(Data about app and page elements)
[Start of section]
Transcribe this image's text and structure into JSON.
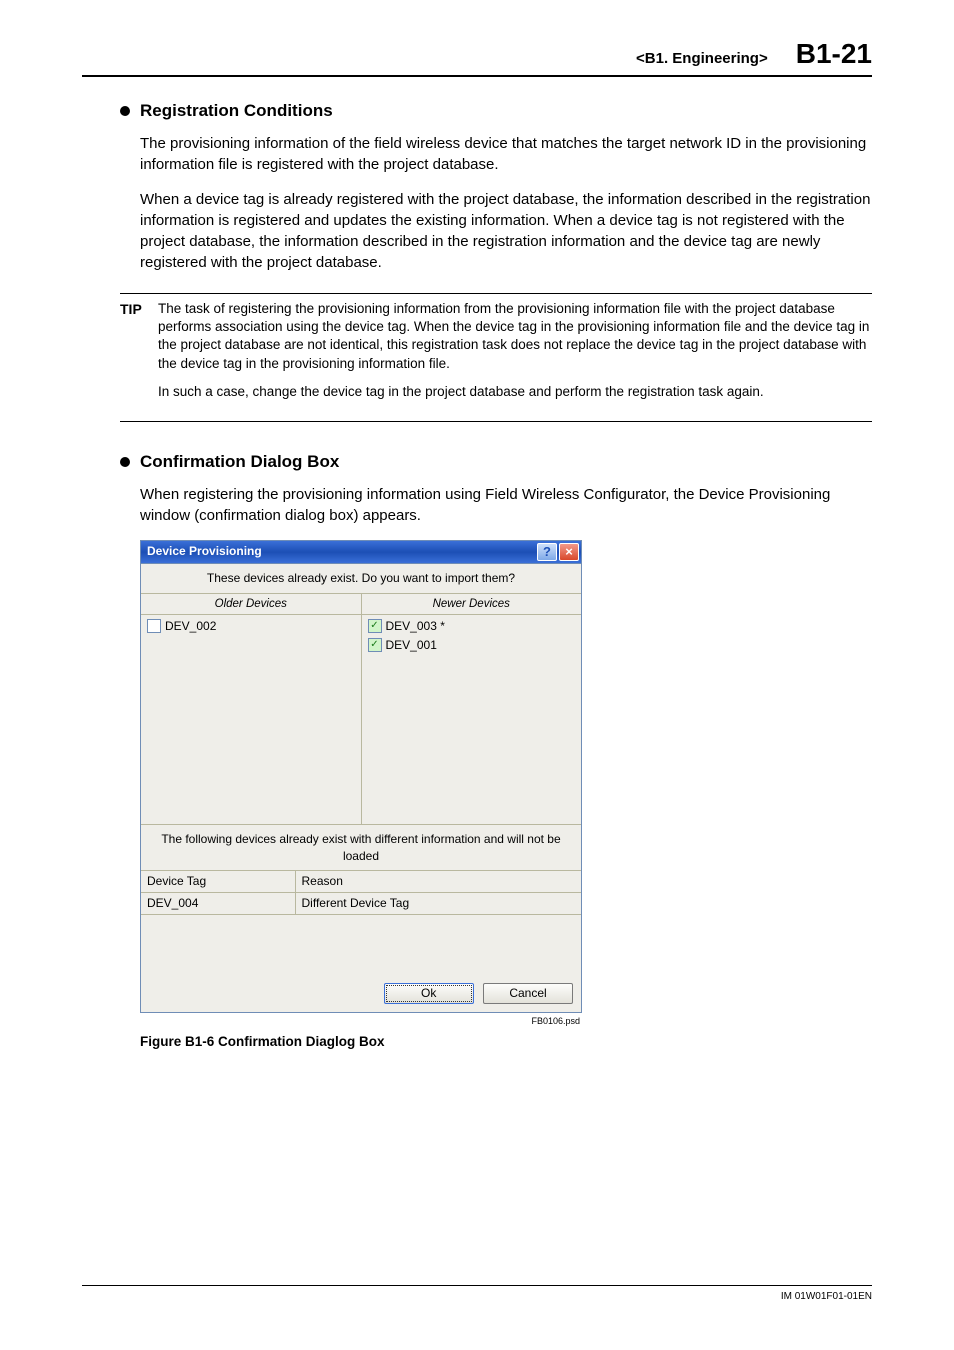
{
  "header": {
    "section": "<B1.  Engineering>",
    "page": "B1-21"
  },
  "sec1": {
    "title": "Registration Conditions",
    "p1": "The provisioning information of the field wireless device that matches the target network ID in the provisioning information file is registered with the project database.",
    "p2": "When a device tag is already registered with the project database, the information described in the registration information is registered and updates the existing information. When a device tag is not registered with the project database, the information described in the registration information and the device tag are newly registered with the project database."
  },
  "tip": {
    "label": "TIP",
    "p1": "The task of registering the provisioning information from the provisioning information file with the project database performs association using the device tag. When the device tag in the provisioning information file and the device tag in the project database are not identical, this registration task does not replace the device tag in the project database with the device tag in the provisioning information file.",
    "p2": "In such a case, change the device tag in the project database and perform the registration task again."
  },
  "sec2": {
    "title": "Confirmation Dialog Box",
    "p1": "When registering the provisioning information using Field Wireless Configurator, the Device Provisioning window (confirmation dialog box) appears."
  },
  "dialog": {
    "title": "Device Provisioning",
    "help_glyph": "?",
    "close_glyph": "×",
    "question": "These devices already exist. Do you want to import them?",
    "col_older": "Older Devices",
    "col_newer": "Newer Devices",
    "older_items": [
      {
        "label": "DEV_002",
        "checked": false
      }
    ],
    "newer_items": [
      {
        "label": "DEV_003 *",
        "checked": true
      },
      {
        "label": "DEV_001",
        "checked": true
      }
    ],
    "msg2": "The following devices already exist with different information and will not be loaded",
    "tbl_h1": "Device Tag",
    "tbl_h2": "Reason",
    "tbl_r1c1": "DEV_004",
    "tbl_r1c2": "Different Device Tag",
    "ok": "Ok",
    "cancel": "Cancel"
  },
  "figure": {
    "file": "FB0106.psd",
    "caption": "Figure B1-6 Confirmation Diaglog Box"
  },
  "footer": {
    "doc": "IM 01W01F01-01EN"
  }
}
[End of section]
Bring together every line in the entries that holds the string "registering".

**Response**
    "p1": "The task of registering the provisioning information from the provisioning information file with the project database performs association using the device tag. When the device tag in the provisioning information file and the device tag in the project database are not identical, this registration task does not replace the device tag in the project database with the device tag in the provisioning information file.",
    "p1": "When registering the provisioning information using Field Wireless Configurator, the Device Provisioning window (confirmation dialog box) appears."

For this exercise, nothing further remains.